- **Problem requirements**:
Restate the records word for word. Include no pictures.

- **Excerpted data**:
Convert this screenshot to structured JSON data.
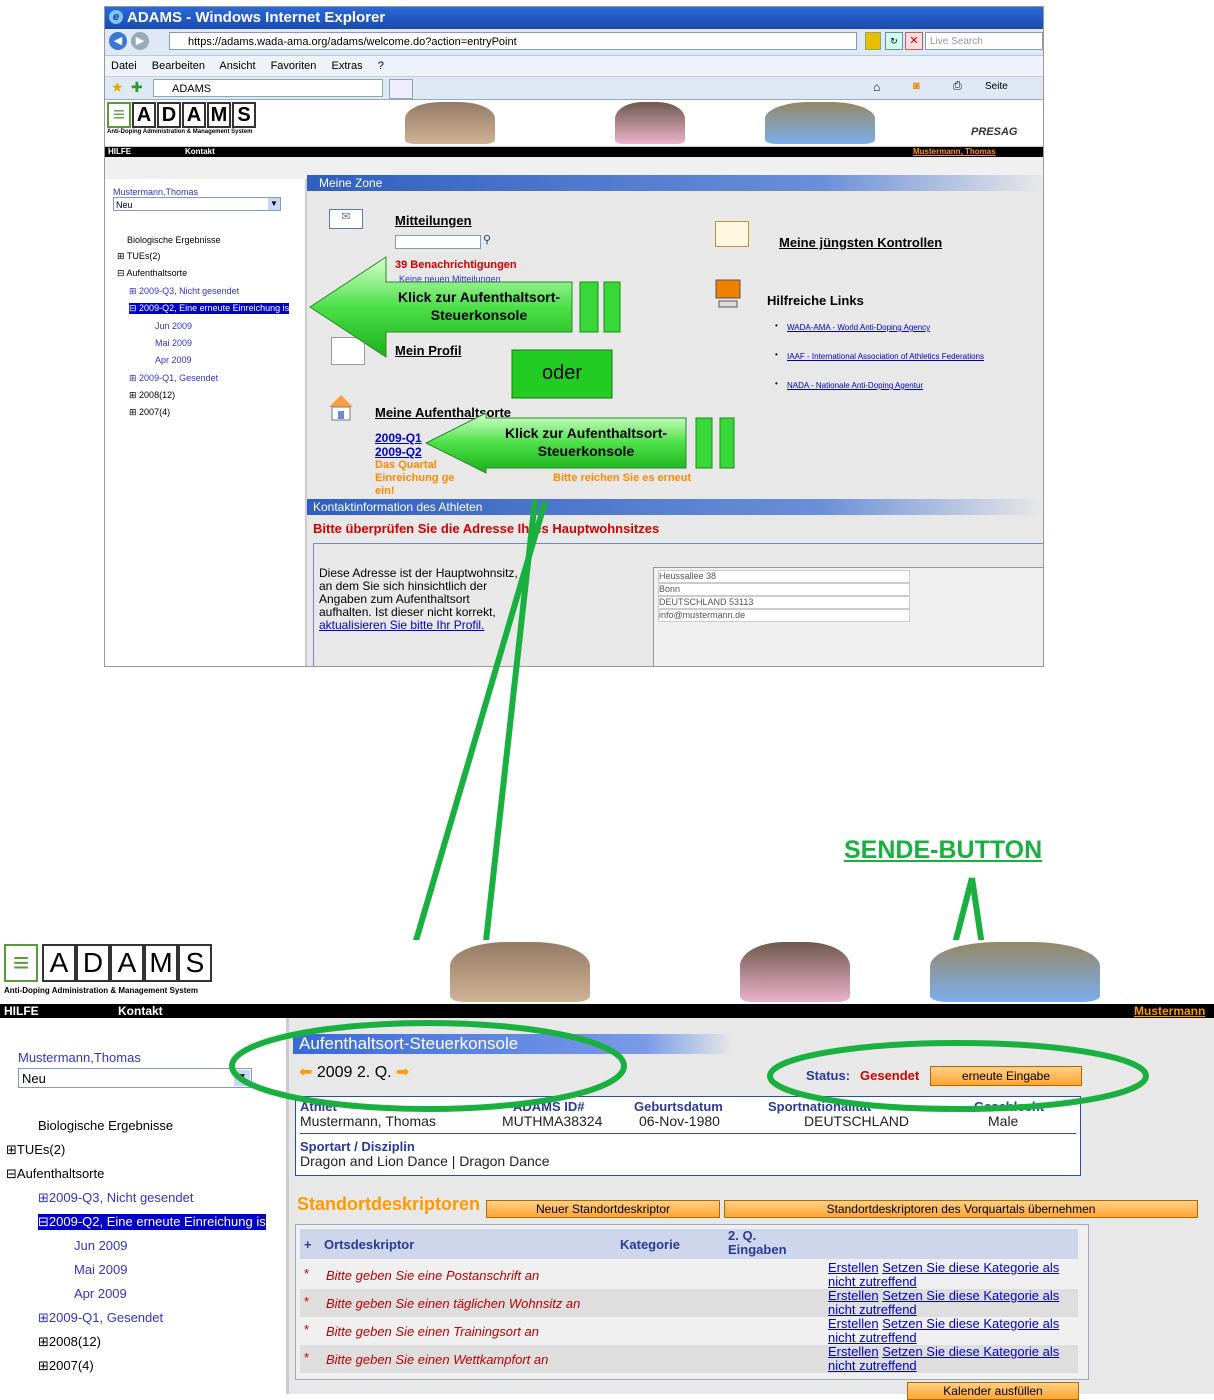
{
  "browser": {
    "title": "ADAMS - Windows Internet Explorer",
    "url": "https://adams.wada-ama.org/adams/welcome.do?action=entryPoint",
    "search_placeholder": "Live Search",
    "menu": [
      "Datei",
      "Bearbeiten",
      "Ansicht",
      "Favoriten",
      "Extras",
      "?"
    ],
    "tab_label": "ADAMS",
    "toolbar_page": "Seite"
  },
  "logo": {
    "letters": [
      "A",
      "D",
      "A",
      "M",
      "S"
    ],
    "subtitle": "Anti-Doping Administration & Management System"
  },
  "topnav": {
    "help": "HILFE",
    "contact": "Kontakt",
    "user": "Mustermann, Thomas",
    "user_short": "Mustermann",
    "presage": "PRESAG"
  },
  "sidebar": {
    "user": "Mustermann,Thomas",
    "select_value": "Neu",
    "items": {
      "bio": "Biologische Ergebnisse",
      "tues": "TUEs(2)",
      "whereabouts": "Aufenthaltsorte",
      "q3": "2009-Q3, Nicht gesendet",
      "q2": "2009-Q2, Eine erneute Einreichung is",
      "jun": "Jun 2009",
      "mai": "Mai 2009",
      "apr": "Apr 2009",
      "q1": "2009-Q1, Gesendet",
      "y2008": "2008(12)",
      "y2007": "2007(4)"
    }
  },
  "zone": {
    "header": "Meine Zone",
    "messages": "Mitteilungen",
    "notifications": "39 Benachrichtigungen",
    "no_new": "Keine neuen Mitteilungen",
    "profile": "Mein Profil",
    "whereabouts": "Meine Aufenthaltsorte",
    "q1_link": "2009-Q1",
    "q2_link": "2009-Q2",
    "quarter_note": "Das Quartal ... Einreichung ge... Bitte reichen Sie es erneut ein!",
    "quarter_note_a": "Das Quartal",
    "quarter_note_b": "Einreichung ge",
    "quarter_note_c": "Bitte reichen Sie es erneut",
    "quarter_note_d": "ein!",
    "controls": "Meine jüngsten Kontrollen",
    "links_title": "Hilfreiche Links",
    "links": [
      "WADA-AMA - World Anti-Doping Agency",
      "IAAF - International Association of Athletics Federations",
      "NADA - Nationale Anti-Doping Agentur"
    ]
  },
  "contact": {
    "header": "Kontaktinformation des Athleten",
    "warning": "Bitte überprüfen Sie die Adresse Ihres Hauptwohnsitzes",
    "text": "Diese Adresse ist der Hauptwohnsitz, an dem Sie sich hinsichtlich der Angaben zum Aufenthaltsort aufhalten. Ist dieser nicht korrekt,",
    "update_link": "aktualisieren Sie bitte Ihr Profil.",
    "address": [
      "Heussallee 38",
      "Bonn",
      "DEUTSCHLAND 53113",
      "info@mustermann.de"
    ]
  },
  "annotations": {
    "arrow1": "Klick zur Aufenthaltsort-Steuerkonsole",
    "arrow2": "Klick zur Aufenthaltsort-Steuerkonsole",
    "oder": "oder",
    "send_button": "SENDE-BUTTON"
  },
  "console": {
    "title": "Aufenthaltsort-Steuerkonsole",
    "quarter": "2009 2. Q.",
    "status_label": "Status:",
    "status_value": "Gesendet",
    "resubmit_button": "erneute Eingabe",
    "athlete_label": "Athlet",
    "athlete_value": "Mustermann, Thomas",
    "id_label": "ADAMS ID#",
    "id_value": "MUTHMA38324",
    "dob_label": "Geburtsdatum",
    "dob_value": "06-Nov-1980",
    "nation_label": "Sportnationalität",
    "nation_value": "DEUTSCHLAND",
    "gender_label": "Geschlecht",
    "gender_value": "Male",
    "sport_label": "Sportart / Disziplin",
    "sport_value": "Dragon and Lion Dance | Dragon Dance",
    "locations_title": "Standortdeskriptoren",
    "new_location_button": "Neuer Standortdeskriptor",
    "copy_button": "Standortdeskriptoren des Vorquartals übernehmen",
    "col_plus": "+",
    "col_descriptor": "Ortsdeskriptor",
    "col_category": "Kategorie",
    "col_entries": "2. Q. Eingaben",
    "rows": [
      "Bitte geben Sie eine Postanschrift an",
      "Bitte geben Sie einen täglichen Wohnsitz an",
      "Bitte geben Sie einen Trainingsort an",
      "Bitte geben Sie einen Wettkampfort an"
    ],
    "action_create": "Erstellen",
    "action_na": "Setzen Sie diese Kategorie als nicht zutreffend",
    "calendar_button": "Kalender ausfüllen"
  }
}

- **Answer to this problem**:
Convert this screenshot to structured JSON data.
{
  "browser": {
    "title": "ADAMS - Windows Internet Explorer",
    "url": "https://adams.wada-ama.org/adams/welcome.do?action=entryPoint",
    "search_placeholder": "Live Search",
    "menu": [
      "Datei",
      "Bearbeiten",
      "Ansicht",
      "Favoriten",
      "Extras",
      "?"
    ],
    "tab_label": "ADAMS",
    "toolbar_page": "Seite"
  },
  "logo": {
    "letters": [
      "A",
      "D",
      "A",
      "M",
      "S"
    ],
    "subtitle": "Anti-Doping Administration & Management System"
  },
  "topnav": {
    "help": "HILFE",
    "contact": "Kontakt",
    "user": "Mustermann, Thomas",
    "user_short": "Mustermann",
    "presage": "PRESAG"
  },
  "sidebar": {
    "user": "Mustermann,Thomas",
    "select_value": "Neu",
    "items": {
      "bio": "Biologische Ergebnisse",
      "tues": "TUEs(2)",
      "whereabouts": "Aufenthaltsorte",
      "q3": "2009-Q3, Nicht gesendet",
      "q2": "2009-Q2, Eine erneute Einreichung is",
      "jun": "Jun 2009",
      "mai": "Mai 2009",
      "apr": "Apr 2009",
      "q1": "2009-Q1, Gesendet",
      "y2008": "2008(12)",
      "y2007": "2007(4)"
    }
  },
  "zone": {
    "header": "Meine Zone",
    "messages": "Mitteilungen",
    "notifications": "39 Benachrichtigungen",
    "no_new": "Keine neuen Mitteilungen",
    "profile": "Mein Profil",
    "whereabouts": "Meine Aufenthaltsorte",
    "q1_link": "2009-Q1",
    "q2_link": "2009-Q2",
    "quarter_note": "Das Quartal ... Einreichung ge... Bitte reichen Sie es erneut ein!",
    "quarter_note_a": "Das Quartal",
    "quarter_note_b": "Einreichung ge",
    "quarter_note_c": "Bitte reichen Sie es erneut",
    "quarter_note_d": "ein!",
    "controls": "Meine jüngsten Kontrollen",
    "links_title": "Hilfreiche Links",
    "links": [
      "WADA-AMA - World Anti-Doping Agency",
      "IAAF - International Association of Athletics Federations",
      "NADA - Nationale Anti-Doping Agentur"
    ]
  },
  "contact": {
    "header": "Kontaktinformation des Athleten",
    "warning": "Bitte überprüfen Sie die Adresse Ihres Hauptwohnsitzes",
    "text": "Diese Adresse ist der Hauptwohnsitz, an dem Sie sich hinsichtlich der Angaben zum Aufenthaltsort aufhalten. Ist dieser nicht korrekt,",
    "update_link": "aktualisieren Sie bitte Ihr Profil.",
    "address": [
      "Heussallee 38",
      "Bonn",
      "DEUTSCHLAND 53113",
      "info@mustermann.de"
    ]
  },
  "annotations": {
    "arrow1": "Klick zur Aufenthaltsort-Steuerkonsole",
    "arrow2": "Klick zur Aufenthaltsort-Steuerkonsole",
    "oder": "oder",
    "send_button": "SENDE-BUTTON"
  },
  "console": {
    "title": "Aufenthaltsort-Steuerkonsole",
    "quarter": "2009 2. Q.",
    "status_label": "Status:",
    "status_value": "Gesendet",
    "resubmit_button": "erneute Eingabe",
    "athlete_label": "Athlet",
    "athlete_value": "Mustermann, Thomas",
    "id_label": "ADAMS ID#",
    "id_value": "MUTHMA38324",
    "dob_label": "Geburtsdatum",
    "dob_value": "06-Nov-1980",
    "nation_label": "Sportnationalität",
    "nation_value": "DEUTSCHLAND",
    "gender_label": "Geschlecht",
    "gender_value": "Male",
    "sport_label": "Sportart / Disziplin",
    "sport_value": "Dragon and Lion Dance | Dragon Dance",
    "locations_title": "Standortdeskriptoren",
    "new_location_button": "Neuer Standortdeskriptor",
    "copy_button": "Standortdeskriptoren des Vorquartals übernehmen",
    "col_plus": "+",
    "col_descriptor": "Ortsdeskriptor",
    "col_category": "Kategorie",
    "col_entries": "2. Q. Eingaben",
    "rows": [
      "Bitte geben Sie eine Postanschrift an",
      "Bitte geben Sie einen täglichen Wohnsitz an",
      "Bitte geben Sie einen Trainingsort an",
      "Bitte geben Sie einen Wettkampfort an"
    ],
    "action_create": "Erstellen",
    "action_na": "Setzen Sie diese Kategorie als nicht zutreffend",
    "calendar_button": "Kalender ausfüllen"
  }
}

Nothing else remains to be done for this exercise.